Phloem sap is the main food source for aphids and it is dominated by sugars. In a much lesser concentration free amino acids are available. Since the concentrations of sugars and amino acids are plant species specific we will investigate the sugar and amino acid composition from phloem sap and leave extracts of the legumes Pisum sativum, Vicia faba, Medicago sativa and Trifolium pratense. When aphids feed on plants they evoke special defence reactions. We will investigate whether infestation of legume plants with different aphid races also effect the composition of amino acids and sugars in the phloem sap and leave extracts.

The role of enemy free space for the maintenance of pea aphid races

Ilka Vosteen

The pea aphid complex consist of at least 11 genetically distinct host races which are adapted to their specific host plants, but can all develop on the universal host plant Vicia faba. Natural enemies might prefer some of the host plants for prey searching or oviposition, eventually creating an enemy free space for aphids on certain host plants. The existence of such an enemy free space may be one factor which helps to maintain the separated host races of the pea aphid complex. The attractiveness of a certain plant for natural enemies might depend on host plant architecture, volatile profile and chemical composition which may alter the nutritional value and / or toxin content of aphids, thereby influencing natural enemy performance. The aim of my PhD thesis is to test if the different host plants provide a predator free or reduced space for the aphid races specialized on them and to link predator preference with certain plant traits.

Interaction between legume chemistry and facultative symbiosis

Aleksa Stanisic, Dr. Elizabeth Pringle, Dr. Grit Kunert

Our project investigates feedbacks between plant chemistry and the facultative mutualisms between pea aphids and two of their "secondary" bacterial endosymbionts (Regiella insecticola and Rickettsia sp.). Previous research has suggested that aphid genotype x symbiont genotype interactions strongly affect pea-aphid performance on the different pea-aphid host plants. We are studying how plants respond hormonally and metabolically to feeding by different pea-aphid host races experimentally infected with the same genotype of endosymbiotic bacteria, as well as how these responses ultimately affect pea-aphid performance and host-plant choice.

Former group members:

Dr. Eduardo Hatano: PhD thesis (2009): Chemical communication in an aphid-natural enemy system: new mechanisms of aphid alarm signalling and wing induction. Supervised by Prof. Wolfgang Weisser

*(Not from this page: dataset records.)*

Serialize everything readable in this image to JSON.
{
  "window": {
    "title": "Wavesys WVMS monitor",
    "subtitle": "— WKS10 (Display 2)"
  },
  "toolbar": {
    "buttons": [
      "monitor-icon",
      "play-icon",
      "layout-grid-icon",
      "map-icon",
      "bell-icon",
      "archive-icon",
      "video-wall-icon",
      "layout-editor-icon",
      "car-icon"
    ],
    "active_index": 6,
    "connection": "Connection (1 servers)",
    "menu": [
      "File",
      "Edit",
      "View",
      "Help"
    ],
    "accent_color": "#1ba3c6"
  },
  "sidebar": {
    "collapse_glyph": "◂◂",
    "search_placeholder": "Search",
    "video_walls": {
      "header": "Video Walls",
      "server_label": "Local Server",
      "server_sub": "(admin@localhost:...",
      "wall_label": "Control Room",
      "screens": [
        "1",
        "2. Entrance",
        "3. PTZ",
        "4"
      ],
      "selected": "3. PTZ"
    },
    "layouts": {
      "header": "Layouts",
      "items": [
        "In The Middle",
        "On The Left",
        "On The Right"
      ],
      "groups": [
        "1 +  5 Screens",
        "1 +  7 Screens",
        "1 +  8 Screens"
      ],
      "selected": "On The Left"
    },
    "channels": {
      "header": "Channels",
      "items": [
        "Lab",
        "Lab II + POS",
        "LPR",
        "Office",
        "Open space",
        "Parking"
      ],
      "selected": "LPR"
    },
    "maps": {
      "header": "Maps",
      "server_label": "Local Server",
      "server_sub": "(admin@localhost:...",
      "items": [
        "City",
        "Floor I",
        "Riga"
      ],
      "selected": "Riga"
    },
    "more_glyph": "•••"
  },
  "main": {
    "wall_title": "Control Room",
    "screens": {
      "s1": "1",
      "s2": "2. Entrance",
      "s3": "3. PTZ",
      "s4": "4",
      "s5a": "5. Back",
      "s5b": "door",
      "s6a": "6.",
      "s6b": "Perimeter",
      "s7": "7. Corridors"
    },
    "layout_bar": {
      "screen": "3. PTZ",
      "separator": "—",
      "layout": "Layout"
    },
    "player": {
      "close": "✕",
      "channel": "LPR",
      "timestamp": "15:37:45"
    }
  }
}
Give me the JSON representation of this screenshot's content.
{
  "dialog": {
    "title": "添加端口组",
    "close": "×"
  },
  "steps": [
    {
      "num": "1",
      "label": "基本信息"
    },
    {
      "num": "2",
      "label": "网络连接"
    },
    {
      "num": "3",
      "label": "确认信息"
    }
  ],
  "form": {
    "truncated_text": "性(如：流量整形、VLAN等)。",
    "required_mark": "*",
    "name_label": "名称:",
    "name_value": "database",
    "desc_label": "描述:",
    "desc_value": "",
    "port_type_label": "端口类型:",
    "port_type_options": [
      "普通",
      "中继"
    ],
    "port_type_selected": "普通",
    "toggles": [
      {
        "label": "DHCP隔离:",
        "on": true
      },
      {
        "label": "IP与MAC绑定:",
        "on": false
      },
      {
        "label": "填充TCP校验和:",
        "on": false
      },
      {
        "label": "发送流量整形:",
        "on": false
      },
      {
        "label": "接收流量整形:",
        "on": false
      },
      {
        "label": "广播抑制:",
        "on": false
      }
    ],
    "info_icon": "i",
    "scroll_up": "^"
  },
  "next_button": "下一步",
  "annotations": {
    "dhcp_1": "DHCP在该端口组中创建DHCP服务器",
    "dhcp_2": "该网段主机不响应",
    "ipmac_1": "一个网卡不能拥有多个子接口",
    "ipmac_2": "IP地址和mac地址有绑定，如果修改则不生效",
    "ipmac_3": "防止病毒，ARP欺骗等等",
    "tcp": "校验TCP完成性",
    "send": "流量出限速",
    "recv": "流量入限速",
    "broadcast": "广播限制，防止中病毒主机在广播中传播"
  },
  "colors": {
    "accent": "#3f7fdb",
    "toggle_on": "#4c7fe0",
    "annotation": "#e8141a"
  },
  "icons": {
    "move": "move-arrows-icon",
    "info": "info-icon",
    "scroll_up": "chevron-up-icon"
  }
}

Carolina Reinhold: Diploma thesis (2011): Der Einfluss von (E)-β-Farnesen auf das Wirtswahlverhalten von Myzus persicae

Susanne Seyfarth: Diploma thesis (2013): Der Aminosäure- und Zuckergehalt von Pflanzen in Abhängigkeit vom Blattlausbefall

Daniel Rosenberger: Technical assistant (2008-2012)